- Ask for a specific number increase in the offer, combined with a commitment to accept at that new figure. It’s not usually effective to say something vague like, “Can you do any better than that?” Hiring managers don’t like to spend their political capital going back to get a higher offer approved, when it’s unknown whether the increase they come up with will even work to land the candidate. Much better is to decide the minimum necessary specific dollar amount for your commitment. Then ask for it, and say you’ll accept if they can do it. Don’t just pick a high number for no reason, although if you genuinely need the offer to be much higher, get your courage together and ask for it. You don’t have to make it an ultimatum: “Give me such-and-such, or I’m walking away,” unless that’s actually the outcome you want. Ideally, you want to ask in a way that allows you the flexibility to continue considering the original offer, or a lesser increase than you’ve asked for. At this point, you’re not so much saying “no” to the offer they made, as much as saying “yes” to a higher, hypothetical offer. The commitment is a crucial part of this strategy: if they do their part in giving you what you want, you’ll do your part by accepting. That commitment is the ammunition the hiring manager needs to sell the increase internally.

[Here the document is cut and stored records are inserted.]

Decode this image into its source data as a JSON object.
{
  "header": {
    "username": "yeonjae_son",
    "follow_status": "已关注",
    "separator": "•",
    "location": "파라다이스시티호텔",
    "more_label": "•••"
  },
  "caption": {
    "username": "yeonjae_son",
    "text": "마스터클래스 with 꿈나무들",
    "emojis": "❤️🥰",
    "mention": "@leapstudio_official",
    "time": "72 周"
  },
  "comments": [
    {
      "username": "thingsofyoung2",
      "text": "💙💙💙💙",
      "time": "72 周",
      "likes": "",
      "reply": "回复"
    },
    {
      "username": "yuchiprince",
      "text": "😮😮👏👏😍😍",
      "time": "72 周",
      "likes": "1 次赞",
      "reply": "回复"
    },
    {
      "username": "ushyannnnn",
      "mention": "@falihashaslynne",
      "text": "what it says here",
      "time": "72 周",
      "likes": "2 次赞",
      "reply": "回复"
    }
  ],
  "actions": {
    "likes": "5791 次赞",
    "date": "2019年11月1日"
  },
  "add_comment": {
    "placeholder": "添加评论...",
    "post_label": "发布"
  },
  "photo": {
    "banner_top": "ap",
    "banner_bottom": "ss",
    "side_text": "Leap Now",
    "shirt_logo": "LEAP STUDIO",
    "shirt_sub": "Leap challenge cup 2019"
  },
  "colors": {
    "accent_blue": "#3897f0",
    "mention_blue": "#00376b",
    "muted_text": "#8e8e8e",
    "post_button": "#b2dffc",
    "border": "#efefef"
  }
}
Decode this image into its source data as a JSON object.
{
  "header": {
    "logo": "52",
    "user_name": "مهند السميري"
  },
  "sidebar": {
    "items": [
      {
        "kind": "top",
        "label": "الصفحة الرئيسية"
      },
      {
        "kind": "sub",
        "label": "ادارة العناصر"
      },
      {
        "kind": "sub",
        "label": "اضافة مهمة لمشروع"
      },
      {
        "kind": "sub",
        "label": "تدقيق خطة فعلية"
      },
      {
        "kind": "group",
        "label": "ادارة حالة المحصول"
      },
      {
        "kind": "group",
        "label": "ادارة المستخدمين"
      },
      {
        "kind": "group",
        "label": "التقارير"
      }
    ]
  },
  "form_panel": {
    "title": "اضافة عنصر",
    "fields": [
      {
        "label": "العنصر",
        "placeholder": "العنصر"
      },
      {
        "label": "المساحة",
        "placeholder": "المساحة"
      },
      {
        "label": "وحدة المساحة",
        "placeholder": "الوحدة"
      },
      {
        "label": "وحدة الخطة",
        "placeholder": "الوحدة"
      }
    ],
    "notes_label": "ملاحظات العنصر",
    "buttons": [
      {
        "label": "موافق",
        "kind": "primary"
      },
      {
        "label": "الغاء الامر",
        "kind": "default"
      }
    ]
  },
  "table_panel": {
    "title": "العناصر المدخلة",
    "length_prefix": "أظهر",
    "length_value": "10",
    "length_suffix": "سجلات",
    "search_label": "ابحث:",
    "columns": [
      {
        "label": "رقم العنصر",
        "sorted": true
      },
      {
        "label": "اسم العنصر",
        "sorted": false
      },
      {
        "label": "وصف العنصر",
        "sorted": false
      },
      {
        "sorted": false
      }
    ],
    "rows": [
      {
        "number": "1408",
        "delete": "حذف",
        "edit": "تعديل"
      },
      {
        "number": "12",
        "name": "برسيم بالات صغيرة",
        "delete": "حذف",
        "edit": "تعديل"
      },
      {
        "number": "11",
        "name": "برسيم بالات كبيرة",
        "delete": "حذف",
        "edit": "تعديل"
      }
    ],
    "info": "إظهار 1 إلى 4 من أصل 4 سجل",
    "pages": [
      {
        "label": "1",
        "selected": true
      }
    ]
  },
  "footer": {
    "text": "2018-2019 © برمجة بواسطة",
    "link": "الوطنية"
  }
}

- Remember that a “better offer” doesn’t always have to be about higher base salary. The hiring manager may want to give you a higher base. S/he might even agree that the base offered is kind of low. But their hands may be tied, due to internal salary equity (what others already there are making), budgets, or other reasons that can’t be changed. Is this the end of the road for the negotiation? Not necessarily. Here are just a few things you could try asking for: one-time signing bonus; stock options; more vacation time; flexibility of hours or work-from-home; specific equipment; paid conference attendance; tuition reimbursement. Be creative. But again, don’t be a pig. Figure out what is the minimum that will make you happy, explain why you want it, and couple it with an acceptance if obtained.
- Don’t burn bridges. Sometimes the negotiations will work, sometimes they won’t. But whatever happens, don’t ruin your credibility with the people who’ve made you the offer. Whether you might end up re-applying to the same company in the future, or discovering that those people someday are working at another company you’re interested in, but put the kibosh on you because they remember how much of a jerk you were, it’s a small world. You don’t need to make enemies. Keep in mind also that any time you try to negotiate, you’re running some level of risk that you might lose what you’ve already been offered. “Just asking” carries a pretty low risk — I can’t recall a single example in my career where someone lost an offer just because they dared to try negotiating it — but I’ve definitely seen many times where a candidate who pushed a little too hard, or who came back to the well one time too many, had the rug pulled out from under them, and the original offer was withdrawn.